Our Big Backer Survey - what you had to say!

The CrowdJustice Team

posted on 26 Mar 2024

This month, we launched our first quarterly survey to our community of CrowdJustice Backers. Almost 2,000 of you responded and had a lot to say!

We asked: what are the top three issues that CrowdJustice Backers are most concerned about in the UK today? 

The top three issues were: the situation with the NHS, the right to protest, and the environment.


NHS in crisis?

73% of respondents are concerned about the situation with the NHS. 

This is perhaps not a surprising number given that Sky News reported on NHS waiting times just last week, stating that “the number of people waiting more than a year is more than 200 times higher than it was before the pandemic.”

Over the years, CrowdJustice has seen thousands of Backers coming together around legal issues that affect the NHS. Our community had helped to fund cases protecting whistleblowing doctors, fighting the privatisation of GP surgeries, and ensuring that NHS staff had adequate PPE during the Covid-19 pandemic. 

Case spotlight: Just Treatment, Doctors’ Association UK and the National Pensioners Convention have launched legal action over the NHS Federated Data Platform (FDP), “the largest centralisation of our health data in the history of the health service”. The campaigners are concerned about the sharing of sensitive patient data without consent.

The coalition of health organisations say on their case page: "We believe that with appropriate public engagement and patient consent, most people would support and encourage improved use of health data.
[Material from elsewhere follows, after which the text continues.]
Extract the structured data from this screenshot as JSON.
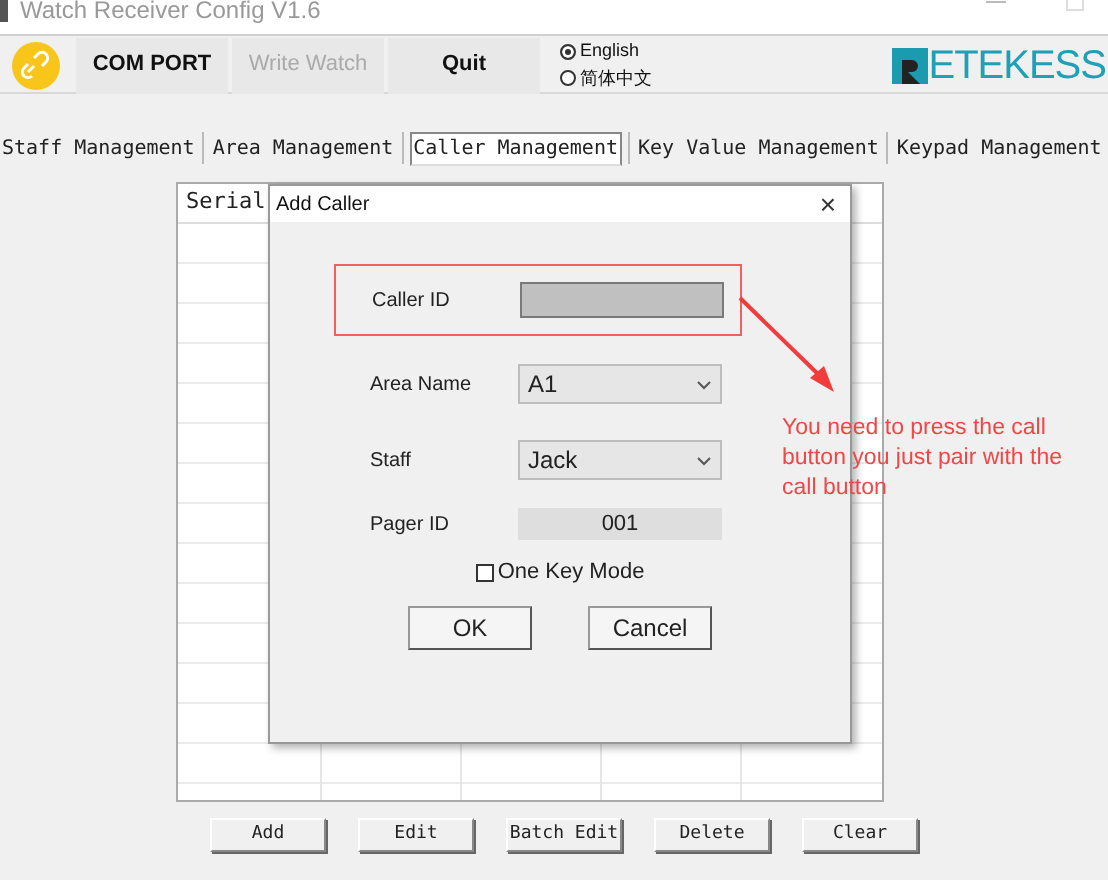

Done right, the FDP could drive improvements to health care and present huge opportunities for the NHS and for patients. But done wrong, we risk another expensive failed IT project that damages the sacred relationship of trust that must exist between patients and doctors."


Defending our right to protest

48% of respondents were concerned about the right to protest.

In January, Amnesty International reported that “the right to protest is under threat” in the UK. They’re referring to the increase in legislative initiatives relating to protest that the Government has implemented in recent years. According to The Guardian, these initiatives are “in large part in response to the ballooning levels of activism over the climate emergency.”

The number of legal cases relating to protest on CrowdJustice has also been increasing. For example, a drummer who was arrested on suspicion of being a protestor raised £15,000 for his case. Communities have also used legal action to fight injunctions stopping them from protesting e.g. at HS2 construction sites and sites of gas and oil exploration.

Case spotlight: Last month, the High Court heard a challenge from human rights charity, Liberty, over the implementation of anti-protest legislation. The case is challenging secondary legislation made by former Home Secretary, Suella Braverman, which changed the legal definition of ‘serious disruption’ in the Public Order Act 1986 to mean simply ‘more than minor’. Liberty argue that “this gives police almost unlimited power to shut down protests and criminalise those taking part.”

Liberty say on their case page: “This change was already rejected by Parliament when the Government tried to insert it into the Public Order Act 2023. Now the Home Secretary has changed the law by the back door, using a ‘statutory instrument’ – a form of secondary legislation that is created by ministers – to override Parliament’s decision. This is so dangerous. No government minister should be able to override an explicit decision of Parliament like this.”


Using the law to protect the environment

59% of our respondents are concerned about the environment. 

Year after year, legal matters involving the environment—from net zero targets to wildlife conservation to planning applications—have been the most popular topic on CrowdJustice. In fact, environmental cases are so frequent that we’ll be tackling this in another blog post!